[Source data]
═══

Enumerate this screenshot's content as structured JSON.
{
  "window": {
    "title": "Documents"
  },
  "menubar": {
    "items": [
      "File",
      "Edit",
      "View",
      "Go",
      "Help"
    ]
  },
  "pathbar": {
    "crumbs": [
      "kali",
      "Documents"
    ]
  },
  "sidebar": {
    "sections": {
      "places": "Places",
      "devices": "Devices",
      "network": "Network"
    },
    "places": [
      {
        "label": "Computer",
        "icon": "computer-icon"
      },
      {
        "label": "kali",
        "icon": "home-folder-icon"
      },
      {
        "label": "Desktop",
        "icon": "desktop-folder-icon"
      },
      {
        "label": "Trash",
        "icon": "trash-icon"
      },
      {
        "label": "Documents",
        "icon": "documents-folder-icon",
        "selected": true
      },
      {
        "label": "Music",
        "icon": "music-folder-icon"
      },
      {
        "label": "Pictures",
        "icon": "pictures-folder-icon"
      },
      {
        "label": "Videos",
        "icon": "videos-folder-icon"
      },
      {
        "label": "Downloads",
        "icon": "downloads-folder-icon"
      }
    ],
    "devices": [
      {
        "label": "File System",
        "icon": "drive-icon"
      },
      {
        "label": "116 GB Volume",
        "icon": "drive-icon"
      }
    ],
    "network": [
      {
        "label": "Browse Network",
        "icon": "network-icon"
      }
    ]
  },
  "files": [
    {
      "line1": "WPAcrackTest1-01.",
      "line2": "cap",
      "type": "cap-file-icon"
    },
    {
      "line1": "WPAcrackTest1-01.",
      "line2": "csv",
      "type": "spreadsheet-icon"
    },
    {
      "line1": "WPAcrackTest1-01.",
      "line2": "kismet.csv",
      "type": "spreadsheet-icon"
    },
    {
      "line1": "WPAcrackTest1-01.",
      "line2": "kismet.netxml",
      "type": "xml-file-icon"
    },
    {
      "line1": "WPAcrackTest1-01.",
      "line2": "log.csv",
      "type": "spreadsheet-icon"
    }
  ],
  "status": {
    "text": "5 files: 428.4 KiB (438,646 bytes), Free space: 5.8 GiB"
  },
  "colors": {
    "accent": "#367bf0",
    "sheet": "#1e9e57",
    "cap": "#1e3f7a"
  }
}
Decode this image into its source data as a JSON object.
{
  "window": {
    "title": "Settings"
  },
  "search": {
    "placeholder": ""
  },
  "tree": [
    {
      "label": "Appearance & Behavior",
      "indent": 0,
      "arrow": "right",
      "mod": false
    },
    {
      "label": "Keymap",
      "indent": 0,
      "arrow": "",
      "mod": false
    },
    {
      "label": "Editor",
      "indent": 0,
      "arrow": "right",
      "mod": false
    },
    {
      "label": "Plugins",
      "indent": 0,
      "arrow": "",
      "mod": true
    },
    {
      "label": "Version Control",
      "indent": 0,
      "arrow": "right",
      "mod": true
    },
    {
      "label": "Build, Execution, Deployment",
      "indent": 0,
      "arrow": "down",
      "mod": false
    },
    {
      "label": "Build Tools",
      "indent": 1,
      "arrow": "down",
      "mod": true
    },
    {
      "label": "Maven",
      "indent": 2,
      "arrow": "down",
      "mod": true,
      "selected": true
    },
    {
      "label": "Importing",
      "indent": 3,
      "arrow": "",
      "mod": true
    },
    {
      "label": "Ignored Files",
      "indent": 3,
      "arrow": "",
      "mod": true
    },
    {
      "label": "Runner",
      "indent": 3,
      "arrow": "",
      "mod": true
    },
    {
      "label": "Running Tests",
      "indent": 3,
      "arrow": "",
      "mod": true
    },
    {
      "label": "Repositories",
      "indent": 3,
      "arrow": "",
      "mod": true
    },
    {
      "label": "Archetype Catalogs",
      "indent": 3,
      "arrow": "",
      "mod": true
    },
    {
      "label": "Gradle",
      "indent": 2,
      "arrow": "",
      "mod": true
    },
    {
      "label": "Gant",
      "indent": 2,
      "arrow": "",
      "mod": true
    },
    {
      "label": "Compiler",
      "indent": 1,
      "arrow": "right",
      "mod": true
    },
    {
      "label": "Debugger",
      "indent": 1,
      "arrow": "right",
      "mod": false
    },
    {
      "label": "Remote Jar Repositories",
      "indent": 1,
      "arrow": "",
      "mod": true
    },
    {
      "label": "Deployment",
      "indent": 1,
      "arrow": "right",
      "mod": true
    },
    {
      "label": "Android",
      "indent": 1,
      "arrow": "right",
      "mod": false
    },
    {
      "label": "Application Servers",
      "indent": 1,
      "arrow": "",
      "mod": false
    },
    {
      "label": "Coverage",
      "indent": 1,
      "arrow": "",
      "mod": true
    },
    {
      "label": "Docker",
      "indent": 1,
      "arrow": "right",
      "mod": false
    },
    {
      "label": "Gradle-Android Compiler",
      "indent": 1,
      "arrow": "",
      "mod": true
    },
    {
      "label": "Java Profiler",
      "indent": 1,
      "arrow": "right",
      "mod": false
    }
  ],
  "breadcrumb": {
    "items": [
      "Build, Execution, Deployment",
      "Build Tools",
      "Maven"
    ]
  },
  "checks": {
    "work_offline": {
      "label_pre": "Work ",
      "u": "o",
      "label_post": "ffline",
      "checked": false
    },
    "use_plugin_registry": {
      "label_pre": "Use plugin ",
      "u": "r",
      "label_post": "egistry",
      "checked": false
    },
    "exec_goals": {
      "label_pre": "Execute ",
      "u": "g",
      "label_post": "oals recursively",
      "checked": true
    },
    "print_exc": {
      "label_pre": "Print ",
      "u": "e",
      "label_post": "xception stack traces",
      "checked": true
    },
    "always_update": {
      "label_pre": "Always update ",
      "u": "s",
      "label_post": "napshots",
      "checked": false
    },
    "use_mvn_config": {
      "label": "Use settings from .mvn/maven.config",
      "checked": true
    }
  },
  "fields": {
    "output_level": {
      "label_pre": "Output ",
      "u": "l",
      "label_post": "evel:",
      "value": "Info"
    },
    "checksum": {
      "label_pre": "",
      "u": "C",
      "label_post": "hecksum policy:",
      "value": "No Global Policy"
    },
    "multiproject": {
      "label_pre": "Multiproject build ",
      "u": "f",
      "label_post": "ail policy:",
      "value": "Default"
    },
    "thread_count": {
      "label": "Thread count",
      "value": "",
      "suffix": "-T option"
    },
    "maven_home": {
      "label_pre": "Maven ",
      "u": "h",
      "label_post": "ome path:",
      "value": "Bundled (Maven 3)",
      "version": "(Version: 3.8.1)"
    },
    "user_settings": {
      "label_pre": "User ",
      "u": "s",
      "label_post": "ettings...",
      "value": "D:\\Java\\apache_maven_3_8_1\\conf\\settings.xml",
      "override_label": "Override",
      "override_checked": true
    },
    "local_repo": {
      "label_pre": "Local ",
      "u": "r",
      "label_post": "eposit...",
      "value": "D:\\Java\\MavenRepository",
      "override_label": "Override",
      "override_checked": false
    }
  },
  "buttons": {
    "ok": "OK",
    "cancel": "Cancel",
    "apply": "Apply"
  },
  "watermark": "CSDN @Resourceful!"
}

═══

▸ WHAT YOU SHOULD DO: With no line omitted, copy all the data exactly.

▸ TASK OUTPUT:
Enumerate this screenshot's content as structured JSON.
{
  "window": {
    "title": "Documents"
  },
  "menubar": {
    "items": [
      "File",
      "Edit",
      "View",
      "Go",
      "Help"
    ]
  },
  "pathbar": {
    "crumbs": [
      "kali",
      "Documents"
    ]
  },
  "sidebar": {
    "sections": {
      "places": "Places",
      "devices": "Devices",
      "network": "Network"
    },
    "places": [
      {
        "label": "Computer",
        "icon": "computer-icon"
      },
      {
        "label": "kali",
        "icon": "home-folder-icon"
      },
      {
        "label": "Desktop",
        "icon": "desktop-folder-icon"
      },
      {
        "label": "Trash",
        "icon": "trash-icon"
      },
      {
        "label": "Documents",
        "icon": "documents-folder-icon",
        "selected": true
      },
      {
        "label": "Music",
        "icon": "music-folder-icon"
      },
      {
        "label": "Pictures",
        "icon": "pictures-folder-icon"
      },
      {
        "label": "Videos",
        "icon": "videos-folder-icon"
      },
      {
        "label": "Downloads",
        "icon": "downloads-folder-icon"
      }
    ],
    "devices": [
      {
        "label": "File System",
        "icon": "drive-icon"
      },
      {
        "label": "116 GB Volume",
        "icon": "drive-icon"
      }
    ],
    "network": [
      {
        "label": "Browse Network",
        "icon": "network-icon"
      }
    ]
  },
  "files": [
    {
      "line1": "WPAcrackTest1-01.",
      "line2": "cap",
      "type": "cap-file-icon"
    },
    {
      "line1": "WPAcrackTest1-01.",
      "line2": "csv",
      "type": "spreadsheet-icon"
    },
    {
      "line1": "WPAcrackTest1-01.",
      "line2": "kismet.csv",
      "type": "spreadsheet-icon"
    },
    {
      "line1": "WPAcrackTest1-01.",
      "line2": "kismet.netxml",
      "type": "xml-file-icon"
    },
    {
      "line1": "WPAcrackTest1-01.",
      "line2": "log.csv",
      "type": "spreadsheet-icon"
    }
  ],
  "status": {
    "text": "5 files: 428.4 KiB (438,646 bytes), Free space: 5.8 GiB"
  },
  "colors": {
    "accent": "#367bf0",
    "sheet": "#1e9e57",
    "cap": "#1e3f7a"
  }
}
Decode this image into its source data as a JSON object.
{
  "window": {
    "title": "Settings"
  },
  "search": {
    "placeholder": ""
  },
  "tree": [
    {
      "label": "Appearance & Behavior",
      "indent": 0,
      "arrow": "right",
      "mod": false
    },
    {
      "label": "Keymap",
      "indent": 0,
      "arrow": "",
      "mod": false
    },
    {
      "label": "Editor",
      "indent": 0,
      "arrow": "right",
      "mod": false
    },
    {
      "label": "Plugins",
      "indent": 0,
      "arrow": "",
      "mod": true
    },
    {
      "label": "Version Control",
      "indent": 0,
      "arrow": "right",
      "mod": true
    },
    {
      "label": "Build, Execution, Deployment",
      "indent": 0,
      "arrow": "down",
      "mod": false
    },
    {
      "label": "Build Tools",
      "indent": 1,
      "arrow": "down",
      "mod": true
    },
    {
      "label": "Maven",
      "indent": 2,
      "arrow": "down",
      "mod": true,
      "selected": true
    },
    {
      "label": "Importing",
      "indent": 3,
      "arrow": "",
      "mod": true
    },
    {
      "label": "Ignored Files",
      "indent": 3,
      "arrow": "",
      "mod": true
    },
    {
      "label": "Runner",
      "indent": 3,
      "arrow": "",
      "mod": true
    },
    {
      "label": "Running Tests",
      "indent": 3,
      "arrow": "",
      "mod": true
    },
    {
      "label": "Repositories",
      "indent": 3,
      "arrow": "",
      "mod": true
    },
    {
      "label": "Archetype Catalogs",
      "indent": 3,
      "arrow": "",
      "mod": true
    },
    {
      "label": "Gradle",
      "indent": 2,
      "arrow": "",
      "mod": true
    },
    {
      "label": "Gant",
      "indent": 2,
      "arrow": "",
      "mod": true
    },
    {
      "label": "Compiler",
      "indent": 1,
      "arrow": "right",
      "mod": true
    },
    {
      "label": "Debugger",
      "indent": 1,
      "arrow": "right",
      "mod": false
    },
    {
      "label": "Remote Jar Repositories",
      "indent": 1,
      "arrow": "",
      "mod": true
    },
    {
      "label": "Deployment",
      "indent": 1,
      "arrow": "right",
      "mod": true
    },
    {
      "label": "Android",
      "indent": 1,
      "arrow": "right",
      "mod": false
    },
    {
      "label": "Application Servers",
      "indent": 1,
      "arrow": "",
      "mod": false
    },
    {
      "label": "Coverage",
      "indent": 1,
      "arrow": "",
      "mod": true
    },
    {
      "label": "Docker",
      "indent": 1,
      "arrow": "right",
      "mod": false
    },
    {
      "label": "Gradle-Android Compiler",
      "indent": 1,
      "arrow": "",
      "mod": true
    },
    {
      "label": "Java Profiler",
      "indent": 1,
      "arrow": "right",
      "mod": false
    }
  ],
  "breadcrumb": {
    "items": [
      "Build, Execution, Deployment",
      "Build Tools",
      "Maven"
    ]
  },
  "checks": {
    "work_offline": {
      "label_pre": "Work ",
      "u": "o",
      "label_post": "ffline",
      "checked": false
    },
    "use_plugin_registry": {
      "label_pre": "Use plugin ",
      "u": "r",
      "label_post": "egistry",
      "checked": false
    },
    "exec_goals": {
      "label_pre": "Execute ",
      "u": "g",
      "label_post": "oals recursively",
      "checked": true
    },
    "print_exc": {
      "label_pre": "Print ",
      "u": "e",
      "label_post": "xception stack traces",
      "checked": true
    },
    "always_update": {
      "label_pre": "Always update ",
      "u": "s",
      "label_post": "napshots",
      "checked": false
    },
    "use_mvn_config": {
      "label": "Use settings from .mvn/maven.config",
      "checked": true
    }
  },
  "fields": {
    "output_level": {
      "label_pre": "Output ",
      "u": "l",
      "label_post": "evel:",
      "value": "Info"
    },
    "checksum": {
      "label_pre": "",
      "u": "C",
      "label_post": "hecksum policy:",
      "value": "No Global Policy"
    },
    "multiproject": {
      "label_pre": "Multiproject build ",
      "u": "f",
      "label_post": "ail policy:",
      "value": "Default"
    },
    "thread_count": {
      "label": "Thread count",
      "value": "",
      "suffix": "-T option"
    },
    "maven_home": {
      "label_pre": "Maven ",
      "u": "h",
      "label_post": "ome path:",
      "value": "Bundled (Maven 3)",
      "version": "(Version: 3.8.1)"
    },
    "user_settings": {
      "label_pre": "User ",
      "u": "s",
      "label_post": "ettings...",
      "value": "D:\\Java\\apache_maven_3_8_1\\conf\\settings.xml",
      "override_label": "Override",
      "override_checked": true
    },
    "local_repo": {
      "label_pre": "Local ",
      "u": "r",
      "label_post": "eposit...",
      "value": "D:\\Java\\MavenRepository",
      "override_label": "Override",
      "override_checked": false
    }
  },
  "buttons": {
    "ok": "OK",
    "cancel": "Cancel",
    "apply": "Apply"
  },
  "watermark": "CSDN @Resourceful!"
}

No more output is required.